### [Requirement]
Which lines of the records contain the word "Internet"? Show each of them.

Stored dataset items
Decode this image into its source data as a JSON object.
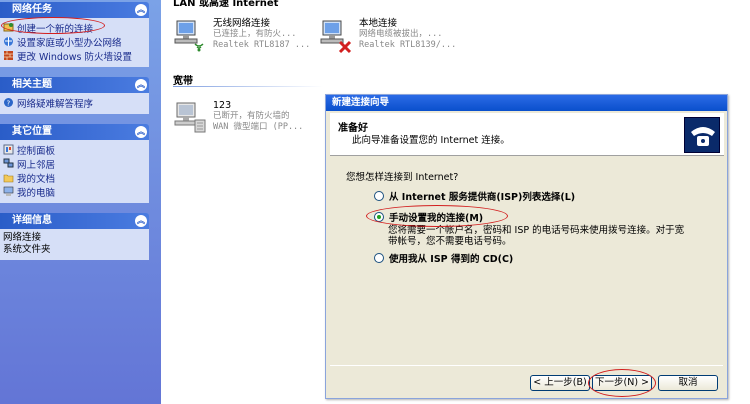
{
  "sidebar": {
    "panels": [
      {
        "title": "网络任务",
        "items": [
          "创建一个新的连接",
          "设置家庭或小型办公网络",
          "更改 Windows 防火墙设置"
        ]
      },
      {
        "title": "相关主题",
        "items": [
          "网络疑难解答程序"
        ]
      },
      {
        "title": "其它位置",
        "items": [
          "控制面板",
          "网上邻居",
          "我的文档",
          "我的电脑"
        ]
      },
      {
        "title": "详细信息",
        "details": [
          "网络连接",
          "系统文件夹"
        ]
      }
    ]
  },
  "main": {
    "lan_group_title": "LAN 或高速 Internet",
    "broadband_group_title": "宽带",
    "connections": [
      {
        "name": "无线网络连接",
        "status": "已连接上，有防火...",
        "device": "Realtek RTL8187 ..."
      },
      {
        "name": "本地连接",
        "status": "网络电缆被拔出，...",
        "device": "Realtek RTL8139/..."
      },
      {
        "name": "123",
        "status": "已断开，有防火墙的",
        "device": "WAN 微型端口 (PP..."
      }
    ]
  },
  "wizard": {
    "title": "新建连接向导",
    "header_title": "准备好",
    "header_subtitle": "此向导准备设置您的 Internet 连接。",
    "question": "您想怎样连接到 Internet?",
    "options": [
      {
        "label": "从 Internet 服务提供商(ISP)列表选择(L)",
        "selected": false
      },
      {
        "label": "手动设置我的连接(M)",
        "selected": true
      },
      {
        "label": "使用我从 ISP 得到的 CD(C)",
        "selected": false
      }
    ],
    "option_description": "您将需要一个帐户名，密码和 ISP 的电话号码来使用拨号连接。对于宽带帐号，您不需要电话号码。",
    "buttons": {
      "back": "< 上一步(B)",
      "next": "下一步(N) >",
      "cancel": "取消"
    }
  },
  "colors": {
    "sidebar_bg": "#6f8ee0",
    "panel_header": "#2a5dc8",
    "accent_red": "#d21f1f",
    "dialog_bg": "#ece9d8"
  }
}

### [Task response]
    "lan_group_title": "LAN 或高速 Internet",
    "header_subtitle": "此向导准备设置您的 Internet 连接。",
    "question": "您想怎样连接到 Internet?",
        "label": "从 Internet 服务提供商(ISP)列表选择(L)",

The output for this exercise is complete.